**The task**. Nothing may be dropped. Retype the whole listing exactly.

○ ○ ○ ○ ○ ○ ○

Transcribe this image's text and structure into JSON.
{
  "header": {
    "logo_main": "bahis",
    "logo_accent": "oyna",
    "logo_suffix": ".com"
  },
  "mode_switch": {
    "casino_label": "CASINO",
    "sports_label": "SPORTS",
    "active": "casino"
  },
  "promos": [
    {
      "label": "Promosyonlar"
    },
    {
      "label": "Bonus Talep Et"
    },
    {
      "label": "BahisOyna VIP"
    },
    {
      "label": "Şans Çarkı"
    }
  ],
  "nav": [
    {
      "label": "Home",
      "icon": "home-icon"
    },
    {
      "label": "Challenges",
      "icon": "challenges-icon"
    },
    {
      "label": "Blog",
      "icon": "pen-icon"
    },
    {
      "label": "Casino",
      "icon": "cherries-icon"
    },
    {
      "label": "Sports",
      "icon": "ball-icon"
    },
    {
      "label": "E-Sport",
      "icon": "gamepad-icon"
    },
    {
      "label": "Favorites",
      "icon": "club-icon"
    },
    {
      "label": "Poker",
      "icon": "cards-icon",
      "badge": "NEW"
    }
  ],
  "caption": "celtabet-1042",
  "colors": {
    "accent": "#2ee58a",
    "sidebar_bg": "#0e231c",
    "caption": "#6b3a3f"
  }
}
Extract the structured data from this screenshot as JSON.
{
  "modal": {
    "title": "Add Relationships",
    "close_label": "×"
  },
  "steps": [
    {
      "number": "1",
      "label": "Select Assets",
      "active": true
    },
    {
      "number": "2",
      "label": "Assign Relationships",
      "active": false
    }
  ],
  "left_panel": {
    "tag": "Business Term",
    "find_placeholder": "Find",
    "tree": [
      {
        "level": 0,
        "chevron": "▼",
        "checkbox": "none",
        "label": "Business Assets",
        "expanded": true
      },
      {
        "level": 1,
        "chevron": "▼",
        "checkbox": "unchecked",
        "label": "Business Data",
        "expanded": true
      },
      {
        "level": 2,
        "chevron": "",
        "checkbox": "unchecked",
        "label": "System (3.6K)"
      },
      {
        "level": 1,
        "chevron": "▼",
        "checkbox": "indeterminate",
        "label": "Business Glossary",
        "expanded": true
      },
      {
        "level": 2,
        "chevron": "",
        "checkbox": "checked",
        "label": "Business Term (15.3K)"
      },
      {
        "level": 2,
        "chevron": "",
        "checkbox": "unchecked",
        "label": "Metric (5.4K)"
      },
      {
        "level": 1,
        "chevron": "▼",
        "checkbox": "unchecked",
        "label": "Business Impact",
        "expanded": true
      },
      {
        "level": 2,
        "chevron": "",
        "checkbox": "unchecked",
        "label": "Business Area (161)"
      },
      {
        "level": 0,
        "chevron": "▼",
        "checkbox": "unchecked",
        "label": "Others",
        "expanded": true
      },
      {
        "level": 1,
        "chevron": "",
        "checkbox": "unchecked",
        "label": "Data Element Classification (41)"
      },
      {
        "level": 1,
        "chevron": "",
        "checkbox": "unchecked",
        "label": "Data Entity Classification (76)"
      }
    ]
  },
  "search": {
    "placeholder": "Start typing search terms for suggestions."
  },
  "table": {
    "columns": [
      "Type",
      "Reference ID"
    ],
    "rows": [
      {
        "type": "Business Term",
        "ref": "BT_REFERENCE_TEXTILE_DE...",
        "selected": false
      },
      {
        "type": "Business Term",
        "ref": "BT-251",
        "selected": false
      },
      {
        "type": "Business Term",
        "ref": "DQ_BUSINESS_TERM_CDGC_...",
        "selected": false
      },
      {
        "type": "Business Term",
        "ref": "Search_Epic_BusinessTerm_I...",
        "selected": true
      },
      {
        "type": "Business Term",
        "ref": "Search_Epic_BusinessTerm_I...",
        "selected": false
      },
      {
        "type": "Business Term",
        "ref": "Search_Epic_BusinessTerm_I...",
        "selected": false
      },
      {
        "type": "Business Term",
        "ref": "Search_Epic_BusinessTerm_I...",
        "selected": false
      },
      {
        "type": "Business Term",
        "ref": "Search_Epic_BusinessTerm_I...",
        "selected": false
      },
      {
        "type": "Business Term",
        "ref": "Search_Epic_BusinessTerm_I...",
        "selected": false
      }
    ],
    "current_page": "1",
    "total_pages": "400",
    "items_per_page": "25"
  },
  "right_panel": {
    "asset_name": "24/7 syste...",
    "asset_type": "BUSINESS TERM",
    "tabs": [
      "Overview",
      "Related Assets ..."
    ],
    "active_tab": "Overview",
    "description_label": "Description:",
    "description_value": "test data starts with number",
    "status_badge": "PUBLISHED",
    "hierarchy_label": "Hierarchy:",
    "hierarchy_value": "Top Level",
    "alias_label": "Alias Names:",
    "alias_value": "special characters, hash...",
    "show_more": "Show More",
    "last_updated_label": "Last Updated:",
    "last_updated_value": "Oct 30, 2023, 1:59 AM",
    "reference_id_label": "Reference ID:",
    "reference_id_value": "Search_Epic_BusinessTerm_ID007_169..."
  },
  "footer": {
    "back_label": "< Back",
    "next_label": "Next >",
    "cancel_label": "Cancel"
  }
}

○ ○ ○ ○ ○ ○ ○

**Your response**.
Transcribe this image's text and structure into JSON.
{
  "header": {
    "logo_main": "bahis",
    "logo_accent": "oyna",
    "logo_suffix": ".com"
  },
  "mode_switch": {
    "casino_label": "CASINO",
    "sports_label": "SPORTS",
    "active": "casino"
  },
  "promos": [
    {
      "label": "Promosyonlar"
    },
    {
      "label": "Bonus Talep Et"
    },
    {
      "label": "BahisOyna VIP"
    },
    {
      "label": "Şans Çarkı"
    }
  ],
  "nav": [
    {
      "label": "Home",
      "icon": "home-icon"
    },
    {
      "label": "Challenges",
      "icon": "challenges-icon"
    },
    {
      "label": "Blog",
      "icon": "pen-icon"
    },
    {
      "label": "Casino",
      "icon": "cherries-icon"
    },
    {
      "label": "Sports",
      "icon": "ball-icon"
    },
    {
      "label": "E-Sport",
      "icon": "gamepad-icon"
    },
    {
      "label": "Favorites",
      "icon": "club-icon"
    },
    {
      "label": "Poker",
      "icon": "cards-icon",
      "badge": "NEW"
    }
  ],
  "caption": "celtabet-1042",
  "colors": {
    "accent": "#2ee58a",
    "sidebar_bg": "#0e231c",
    "caption": "#6b3a3f"
  }
}
Extract the structured data from this screenshot as JSON.
{
  "modal": {
    "title": "Add Relationships",
    "close_label": "×"
  },
  "steps": [
    {
      "number": "1",
      "label": "Select Assets",
      "active": true
    },
    {
      "number": "2",
      "label": "Assign Relationships",
      "active": false
    }
  ],
  "left_panel": {
    "tag": "Business Term",
    "find_placeholder": "Find",
    "tree": [
      {
        "level": 0,
        "chevron": "▼",
        "checkbox": "none",
        "label": "Business Assets",
        "expanded": true
      },
      {
        "level": 1,
        "chevron": "▼",
        "checkbox": "unchecked",
        "label": "Business Data",
        "expanded": true
      },
      {
        "level": 2,
        "chevron": "",
        "checkbox": "unchecked",
        "label": "System (3.6K)"
      },
      {
        "level": 1,
        "chevron": "▼",
        "checkbox": "indeterminate",
        "label": "Business Glossary",
        "expanded": true
      },
      {
        "level": 2,
        "chevron": "",
        "checkbox": "checked",
        "label": "Business Term (15.3K)"
      },
      {
        "level": 2,
        "chevron": "",
        "checkbox": "unchecked",
        "label": "Metric (5.4K)"
      },
      {
        "level": 1,
        "chevron": "▼",
        "checkbox": "unchecked",
        "label": "Business Impact",
        "expanded": true
      },
      {
        "level": 2,
        "chevron": "",
        "checkbox": "unchecked",
        "label": "Business Area (161)"
      },
      {
        "level": 0,
        "chevron": "▼",
        "checkbox": "unchecked",
        "label": "Others",
        "expanded": true
      },
      {
        "level": 1,
        "chevron": "",
        "checkbox": "unchecked",
        "label": "Data Element Classification (41)"
      },
      {
        "level": 1,
        "chevron": "",
        "checkbox": "unchecked",
        "label": "Data Entity Classification (76)"
      }
    ]
  },
  "search": {
    "placeholder": "Start typing search terms for suggestions."
  },
  "table": {
    "columns": [
      "Type",
      "Reference ID"
    ],
    "rows": [
      {
        "type": "Business Term",
        "ref": "BT_REFERENCE_TEXTILE_DE...",
        "selected": false
      },
      {
        "type": "Business Term",
        "ref": "BT-251",
        "selected": false
      },
      {
        "type": "Business Term",
        "ref": "DQ_BUSINESS_TERM_CDGC_...",
        "selected": false
      },
      {
        "type": "Business Term",
        "ref": "Search_Epic_BusinessTerm_I...",
        "selected": true
      },
      {
        "type": "Business Term",
        "ref": "Search_Epic_BusinessTerm_I...",
        "selected": false
      },
      {
        "type": "Business Term",
        "ref": "Search_Epic_BusinessTerm_I...",
        "selected": false
      },
      {
        "type": "Business Term",
        "ref": "Search_Epic_BusinessTerm_I...",
        "selected": false
      },
      {
        "type": "Business Term",
        "ref": "Search_Epic_BusinessTerm_I...",
        "selected": false
      },
      {
        "type": "Business Term",
        "ref": "Search_Epic_BusinessTerm_I...",
        "selected": false
      }
    ],
    "current_page": "1",
    "total_pages": "400",
    "items_per_page": "25"
  },
  "right_panel": {
    "asset_name": "24/7 syste...",
    "asset_type": "BUSINESS TERM",
    "tabs": [
      "Overview",
      "Related Assets ..."
    ],
    "active_tab": "Overview",
    "description_label": "Description:",
    "description_value": "test data starts with number",
    "status_badge": "PUBLISHED",
    "hierarchy_label": "Hierarchy:",
    "hierarchy_value": "Top Level",
    "alias_label": "Alias Names:",
    "alias_value": "special characters, hash...",
    "show_more": "Show More",
    "last_updated_label": "Last Updated:",
    "last_updated_value": "Oct 30, 2023, 1:59 AM",
    "reference_id_label": "Reference ID:",
    "reference_id_value": "Search_Epic_BusinessTerm_ID007_169..."
  },
  "footer": {
    "back_label": "< Back",
    "next_label": "Next >",
    "cancel_label": "Cancel"
  }
}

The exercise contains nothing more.